Northern shoveler, Canada goose (no idea what sub-species either), American coot, ring-necked duck (looks a lot like a tufted duck which we only get rarely), and you were spot on with the gadwall as well Dave!

I think the bird behind the central coot was actually another coot.

Charles Swift said...

Actually I think the goose is a Cackling Goose (4 of the small C. Goose subspecies were recently split off to form the Cackling Goose complex). Note the short neck, small triangular bill,and dusky breast. I suspect these are fairly common in the Beaverton area. Not sure of the subspecies but Taverner's is a good possibilty.

Lancs and Lakes Outback Adventure Wildlife Safaris said...

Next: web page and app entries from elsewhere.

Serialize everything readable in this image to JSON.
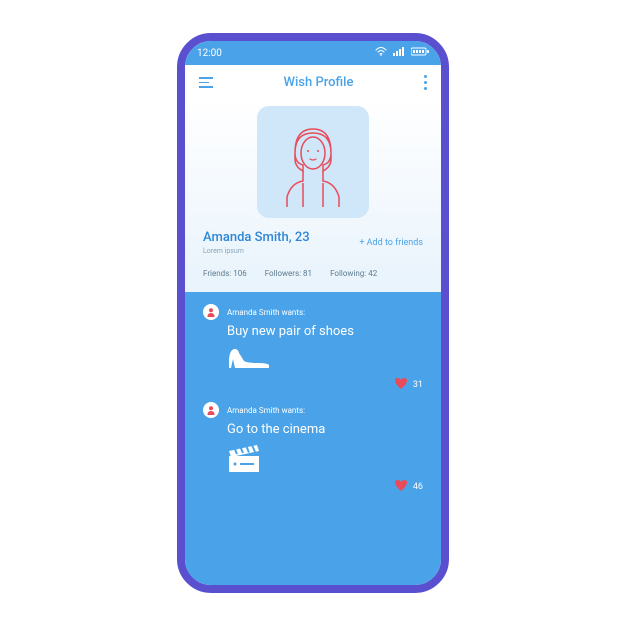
{
  "status": {
    "time": "12:00"
  },
  "header": {
    "title": "Wish Profile"
  },
  "profile": {
    "name": "Amanda Smith, 23",
    "subtitle": "Lorem ipsum",
    "add_friends": "+ Add to friends",
    "stats": {
      "friends": "Friends: 106",
      "followers": "Followers: 81",
      "following": "Following: 42"
    }
  },
  "wishes": [
    {
      "author": "Amanda Smith wants:",
      "title": "Buy new pair of shoes",
      "icon": "shoe",
      "likes": "31"
    },
    {
      "author": "Amanda Smith wants:",
      "title": "Go to the cinema",
      "icon": "clapper",
      "likes": "46"
    }
  ]
}
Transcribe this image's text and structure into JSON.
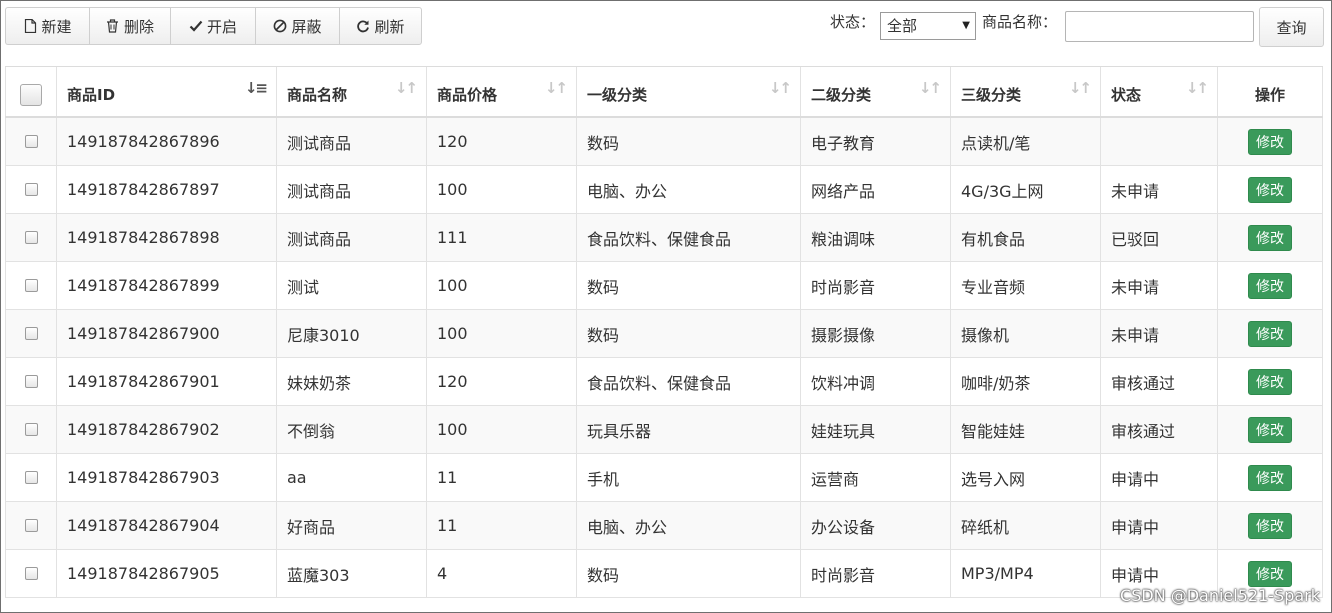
{
  "toolbar": {
    "buttons": [
      {
        "label": "新建",
        "icon": "file-icon"
      },
      {
        "label": "删除",
        "icon": "trash-icon"
      },
      {
        "label": "开启",
        "icon": "check-icon"
      },
      {
        "label": "屏蔽",
        "icon": "ban-icon"
      },
      {
        "label": "刷新",
        "icon": "refresh-icon"
      }
    ]
  },
  "filter": {
    "status_label": "状态：",
    "status_value": "全部",
    "name_label": "商品名称：",
    "name_value": "",
    "query_label": "查询"
  },
  "table": {
    "headers": [
      "商品ID",
      "商品名称",
      "商品价格",
      "一级分类",
      "二级分类",
      "三级分类",
      "状态",
      "操作"
    ],
    "edit_label": "修改",
    "rows": [
      {
        "id": "149187842867896",
        "name": "测试商品",
        "price": "120",
        "cat1": "数码",
        "cat2": "电子教育",
        "cat3": "点读机/笔",
        "status": ""
      },
      {
        "id": "149187842867897",
        "name": "测试商品",
        "price": "100",
        "cat1": "电脑、办公",
        "cat2": "网络产品",
        "cat3": "4G/3G上网",
        "status": "未申请"
      },
      {
        "id": "149187842867898",
        "name": "测试商品",
        "price": "111",
        "cat1": "食品饮料、保健食品",
        "cat2": "粮油调味",
        "cat3": "有机食品",
        "status": "已驳回"
      },
      {
        "id": "149187842867899",
        "name": "测试",
        "price": "100",
        "cat1": "数码",
        "cat2": "时尚影音",
        "cat3": "专业音频",
        "status": "未申请"
      },
      {
        "id": "149187842867900",
        "name": "尼康3010",
        "price": "100",
        "cat1": "数码",
        "cat2": "摄影摄像",
        "cat3": "摄像机",
        "status": "未申请"
      },
      {
        "id": "149187842867901",
        "name": "妹妹奶茶",
        "price": "120",
        "cat1": "食品饮料、保健食品",
        "cat2": "饮料冲调",
        "cat3": "咖啡/奶茶",
        "status": "审核通过"
      },
      {
        "id": "149187842867902",
        "name": "不倒翁",
        "price": "100",
        "cat1": "玩具乐器",
        "cat2": "娃娃玩具",
        "cat3": "智能娃娃",
        "status": "审核通过"
      },
      {
        "id": "149187842867903",
        "name": "aa",
        "price": "11",
        "cat1": "手机",
        "cat2": "运营商",
        "cat3": "选号入网",
        "status": "申请中"
      },
      {
        "id": "149187842867904",
        "name": "好商品",
        "price": "11",
        "cat1": "电脑、办公",
        "cat2": "办公设备",
        "cat3": "碎纸机",
        "status": "申请中"
      },
      {
        "id": "149187842867905",
        "name": "蓝魔303",
        "price": "4",
        "cat1": "数码",
        "cat2": "时尚影音",
        "cat3": "MP3/MP4",
        "status": "申请中"
      }
    ]
  },
  "watermark": "CSDN @Daniel521-Spark",
  "colors": {
    "edit_button": "#3a9a5b",
    "row_alt": "#f9f9f9"
  }
}
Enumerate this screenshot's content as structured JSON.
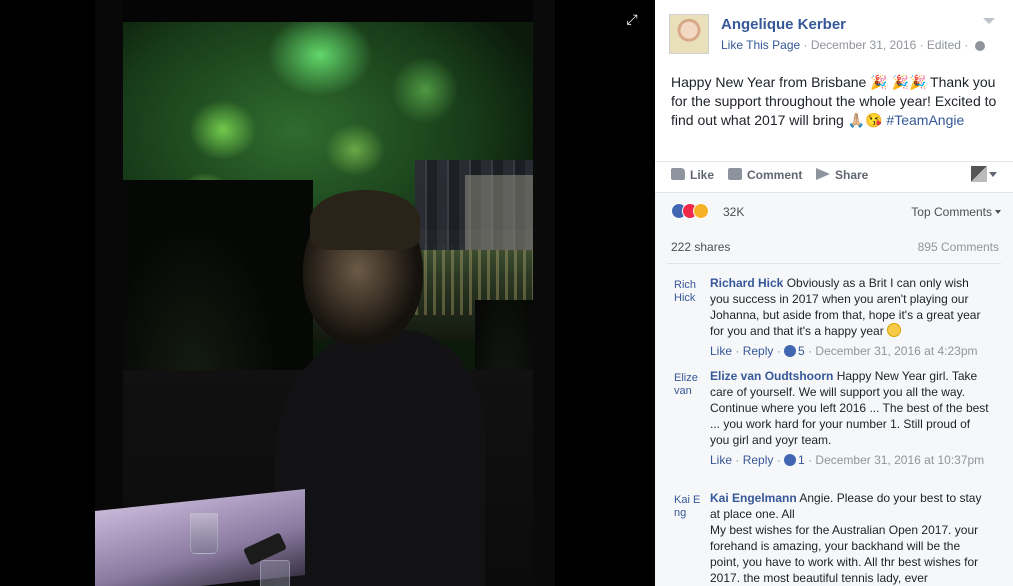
{
  "post": {
    "page_name": "Angelique Kerber",
    "like_page": "Like This Page",
    "separator": " · ",
    "date": "December 31, 2016",
    "edited": "Edited",
    "text_main": "Happy New Year from Brisbane 🎉 🎉🎉 Thank you for the support throughout the whole year! Excited to find out what 2017 will bring 🙏🏼😘",
    "hashtag": "#TeamAngie"
  },
  "actions": {
    "like": "Like",
    "comment": "Comment",
    "share": "Share"
  },
  "reactions": {
    "count": "32K",
    "sort_label": "Top Comments"
  },
  "stats": {
    "shares": "222 shares",
    "comments": "895 Comments"
  },
  "comments": [
    {
      "avatar_text": "Rich Hick",
      "author": "Richard Hick",
      "text": "Obviously as a Brit I can only wish you success in 2017 when you aren't playing our Johanna, but aside from that, hope it's a great year for you and that it's a happy year",
      "like": "Like",
      "reply": "Reply",
      "likes": "5",
      "time": "December 31, 2016 at 4:23pm"
    },
    {
      "avatar_text": "Elize van",
      "author": "Elize van Oudtshoorn",
      "text": "Happy New Year girl. Take care of yourself. We will support you all the way. Continue where you left 2016 ... The best of the best ... you work hard for your number 1. Still proud of you girl and yoyr team.",
      "like": "Like",
      "reply": "Reply",
      "likes": "1",
      "time": "December 31, 2016 at 10:37pm"
    },
    {
      "avatar_text": "Kai Eng",
      "author": "Kai Engelmann",
      "text": "Angie. Please do your best to stay at place one. All",
      "text2": "My best wishes for the Australian Open 2017. your forehand is amazing, your backhand will be the point, you have to work with. All thr best wishes for 2017. the most beautiful tennis lady, ever"
    }
  ],
  "colors": {
    "link": "#365899",
    "background": "#000000",
    "panel": "#ffffff"
  }
}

Doh...can't believe I changed my mind!!! I thought I could see a pale back on the 'hidden' bird but it is probably just water droplets...doh again..being too clever. Could do with a nice male RND over here close enough to twitch, not seen one for a few years now and the eclipse male I had a few years ago on the nature reserve wasn't accepted. Shame as it was pretty good for one but not seen by any one else which doesn't really matter obviously my description wasn't good enough.

Cheers

D
PS more tricky quizes please (immature gulls???).

Monika said...

Charles - Thanks for the tip on the cackling goose - I wasn't sure since it seemed to large when doing a direct comparison to other ducks.

Dave - I'll see if I can't come up with some more quizzes. If we went to immature gulls you all would have to help me out though, because they are certainly not my strong point!